Task objective: Your task is to copy each line of the material below that includes "Epsilon".

BEGIN

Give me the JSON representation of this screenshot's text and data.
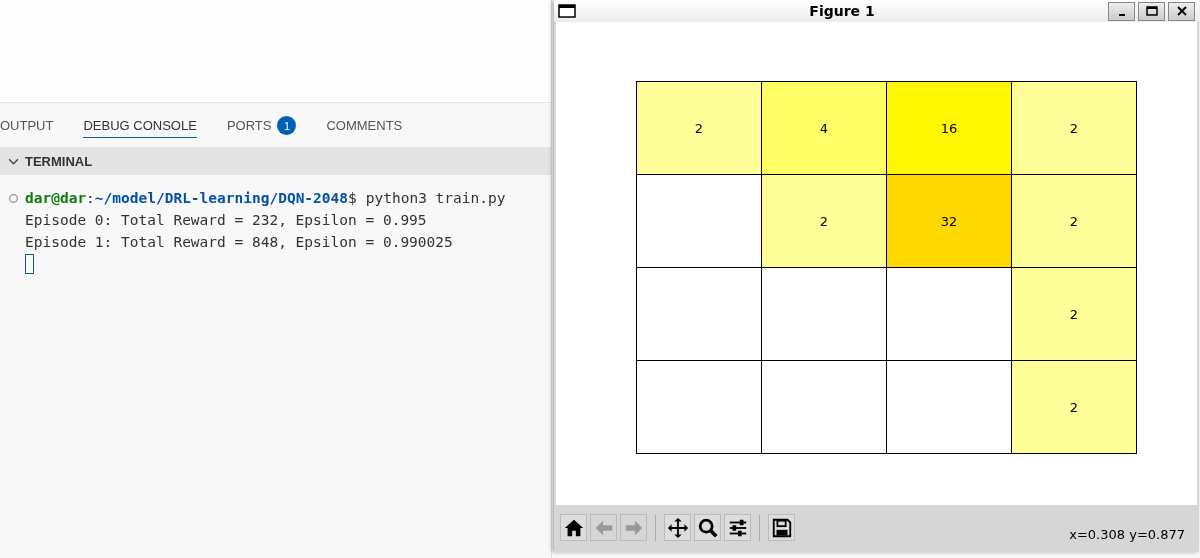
{
  "panel": {
    "tabs": [
      {
        "label": "OUTPUT",
        "selected": false
      },
      {
        "label": "DEBUG CONSOLE",
        "selected": true
      },
      {
        "label": "PORTS",
        "selected": false,
        "badge": "1"
      },
      {
        "label": "COMMENTS",
        "selected": false
      }
    ],
    "section": {
      "title": "TERMINAL",
      "expanded": true
    },
    "terminal": {
      "prompt_user": "dar@dar",
      "prompt_sep": ":",
      "prompt_path": "~/model/DRL-learning/DQN-2048",
      "prompt_symbol": "$",
      "command": "python3 train.py",
      "output": [
        "Episode 0: Total Reward = 232, Epsilon = 0.995",
        "Episode 1: Total Reward = 848, Epsilon = 0.990025"
      ]
    }
  },
  "figure_window": {
    "title": "Figure 1",
    "grid": [
      [
        {
          "value": "2",
          "color": "#ffff99"
        },
        {
          "value": "4",
          "color": "#ffff66"
        },
        {
          "value": "16",
          "color": "#fff700"
        },
        {
          "value": "2",
          "color": "#ffff99"
        }
      ],
      [
        {
          "color": "#ffffff"
        },
        {
          "value": "2",
          "color": "#ffff99"
        },
        {
          "value": "32",
          "color": "#ffd800"
        },
        {
          "value": "2",
          "color": "#ffff99"
        }
      ],
      [
        {
          "color": "#ffffff"
        },
        {
          "color": "#ffffff"
        },
        {
          "color": "#ffffff"
        },
        {
          "value": "2",
          "color": "#ffff99"
        }
      ],
      [
        {
          "color": "#ffffff"
        },
        {
          "color": "#ffffff"
        },
        {
          "color": "#ffffff"
        },
        {
          "value": "2",
          "color": "#ffff99"
        }
      ]
    ],
    "toolbar": [
      {
        "kind": "home",
        "disabled": false
      },
      {
        "kind": "back",
        "disabled": true
      },
      {
        "kind": "forward",
        "disabled": true
      },
      {
        "kind": "pan",
        "disabled": false
      },
      {
        "kind": "zoom",
        "disabled": false
      },
      {
        "kind": "configure",
        "disabled": false
      },
      {
        "kind": "save",
        "disabled": false
      }
    ],
    "coordinates": "x=0.308 y=0.877"
  }
}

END

Expected answer:
        "Episode 0: Total Reward = 232, Epsilon = 0.995",
        "Episode 1: Total Reward = 848, Epsilon = 0.990025"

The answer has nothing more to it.